Deepa Fernandes Early Childhood Development Correspondent

Contact Deepa Fernandes

Deepa Fernandes is the Early Childhood Development Correspondent at KPCC.

Deepa began her radio career at the Australian Broadcasting Corporation in Sydney in 1995. From there she lived and traveled in Latin America, reporting for the ABC and BBC World Service.

On arriving in New York City in the late 90s, Fernandes joined Pacifica Radio as the anchor of the national evening newscast and later as the host of the live, three-hour morning show on WBAI, 99.5fm. She also founded and ran a national nonprofit, People’s Production House, that conducts journalism trainings in minority communities.

Fernandes published her first book, “Targeted. Homeland Security and the Business of Immigration,” published by 7 Stories Press, in 2006. In 2012, she was a Knight Fellow at Stanford University. Fernandes has an MA from Columbia University.

Fernandes is well suited to KPCC’s new beat of Early Childhood Development as she is the mother of two toddlers under 4, perhaps the most challenging job she has ever had.

Stories by Deepa Fernandes

Study: kids in poverty have smaller brains

Researchers found that children exposed to poverty from an early age had smaller “brain volumes” in the regions of the brain that process emotions and memory.

LA Unified unveils swanky new preschool in Glassell Park

Until now, the district offered no pre-kindergarten classes in Glassell Park, which is majority Latino and low-income. Parents pay $2 to $17.75 a day, based on income.

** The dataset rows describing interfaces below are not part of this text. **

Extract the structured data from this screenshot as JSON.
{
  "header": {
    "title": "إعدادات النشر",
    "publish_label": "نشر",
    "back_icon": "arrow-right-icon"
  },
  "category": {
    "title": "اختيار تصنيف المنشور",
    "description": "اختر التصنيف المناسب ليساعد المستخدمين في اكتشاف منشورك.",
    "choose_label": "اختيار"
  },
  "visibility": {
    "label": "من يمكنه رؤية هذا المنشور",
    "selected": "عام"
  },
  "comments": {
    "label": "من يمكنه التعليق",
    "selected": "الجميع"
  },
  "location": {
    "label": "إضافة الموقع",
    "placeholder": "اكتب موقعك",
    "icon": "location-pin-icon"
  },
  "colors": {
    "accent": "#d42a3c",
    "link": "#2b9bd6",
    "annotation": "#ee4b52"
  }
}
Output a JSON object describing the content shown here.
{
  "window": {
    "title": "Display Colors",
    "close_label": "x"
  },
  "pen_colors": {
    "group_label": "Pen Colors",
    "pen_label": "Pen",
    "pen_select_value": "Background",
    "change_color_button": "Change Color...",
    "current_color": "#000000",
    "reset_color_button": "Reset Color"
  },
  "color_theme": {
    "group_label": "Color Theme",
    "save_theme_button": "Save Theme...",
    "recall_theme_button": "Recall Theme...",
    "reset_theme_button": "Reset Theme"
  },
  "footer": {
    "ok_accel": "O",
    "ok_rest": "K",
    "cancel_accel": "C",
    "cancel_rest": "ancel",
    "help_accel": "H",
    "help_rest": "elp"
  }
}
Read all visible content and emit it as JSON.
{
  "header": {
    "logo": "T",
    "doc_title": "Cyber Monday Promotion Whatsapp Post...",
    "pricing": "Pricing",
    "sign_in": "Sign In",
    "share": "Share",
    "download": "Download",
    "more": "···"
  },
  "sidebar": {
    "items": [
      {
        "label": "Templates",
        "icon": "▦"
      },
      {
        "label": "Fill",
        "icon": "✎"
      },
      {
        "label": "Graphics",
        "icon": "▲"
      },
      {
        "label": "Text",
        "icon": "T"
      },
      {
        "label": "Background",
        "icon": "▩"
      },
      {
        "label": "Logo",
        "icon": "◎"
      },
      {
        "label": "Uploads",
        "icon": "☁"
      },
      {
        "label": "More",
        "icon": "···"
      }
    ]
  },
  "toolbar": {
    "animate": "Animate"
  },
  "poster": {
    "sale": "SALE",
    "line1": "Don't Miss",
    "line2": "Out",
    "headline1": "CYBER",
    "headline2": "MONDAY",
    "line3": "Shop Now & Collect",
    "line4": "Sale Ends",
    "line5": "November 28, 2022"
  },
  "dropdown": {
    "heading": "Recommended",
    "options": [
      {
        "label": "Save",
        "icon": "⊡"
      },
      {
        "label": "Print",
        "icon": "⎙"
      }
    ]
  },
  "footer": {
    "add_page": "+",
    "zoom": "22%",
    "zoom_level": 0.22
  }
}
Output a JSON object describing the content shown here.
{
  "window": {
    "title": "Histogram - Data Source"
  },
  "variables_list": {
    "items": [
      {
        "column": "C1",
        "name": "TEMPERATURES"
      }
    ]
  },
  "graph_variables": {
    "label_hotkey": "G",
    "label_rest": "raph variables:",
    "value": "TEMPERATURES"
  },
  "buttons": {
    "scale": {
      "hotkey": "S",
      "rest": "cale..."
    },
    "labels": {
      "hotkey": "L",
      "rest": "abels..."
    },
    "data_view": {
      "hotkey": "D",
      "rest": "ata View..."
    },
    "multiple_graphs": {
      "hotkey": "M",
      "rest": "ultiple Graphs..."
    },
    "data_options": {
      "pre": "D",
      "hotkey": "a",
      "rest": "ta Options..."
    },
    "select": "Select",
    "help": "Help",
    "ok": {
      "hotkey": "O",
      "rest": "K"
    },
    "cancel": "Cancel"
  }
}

Online breast milk sharing now common, but is it safe?

The Internet is brimming with breast milk sharing collectives, milk banks and even individuals offering excess milk. But one study found lots of bacteria.

Report: US children under 3 more diverse, battling poverty

White children under 3 years old made up 49.5% of the population in 2012, dropping below majority for the first time. One quarter of young kids live in poverty.

Serving healthy meals to preschoolers in a 'food desert'

Compton daycare providers brainstorm about salad bars during the inaugural training session of a $6.1 million L.A. county initiative to improve toddler's lunches.

New study: achievement gap begins at 18 months

Stanford researchers found the language gap between children of low socio-economic groups and their more well-to-do peers begins as young as 18 months old.

Advocates buzzing over upcoming universal preschool bill

The first significant legislation on early childhood education in more than a decade will be introduced in Congress Wednesday.

Child care costs now comparable to college tuition

When it comes to the affordability of child care, a new report gives California an F. Infant care in 2012 ate up 44 percent of wages in single-earner families.

Childhood obesity: scientists explore pollution and sleep as possible causes

USC scientists will study possible links between pollution from busy roadways and obesity. Temple University researchers have found kids who sleep more eat less.

Cedars and UCLA stop handing out formula bags to new mothers

They join a growing list of hospitals across the country to promote exclusive breastfeeding by ending the formula freebies for new mothers.

Some experts say kids lose when drills replace play

Increased learning standards mean less play - even for the littlest kids. And some are worried about what children are losing in the process.

How much screen time should your kids get?

The American Association of Pediatrics has released new guidelines on children's use of electronic devices. The limits may surprise you.

Anti-obesity program to target home child care providers

Advocates say one in five children is obese by age six. A healthy eating and physical activity campaign aims to fix that by training day care providers.

Report: Federal spending on children drops again

Children are currently the direct and indirect beneficiaries of less than 8 percent of the federal budget — and that figure has been shrinking for years.

Report: Child welfare systems not tailored to needs of youngest kids

A national survey finds that state welfare agencies do not consider the unique needs of infants and toddlers — but California is doing better than most states.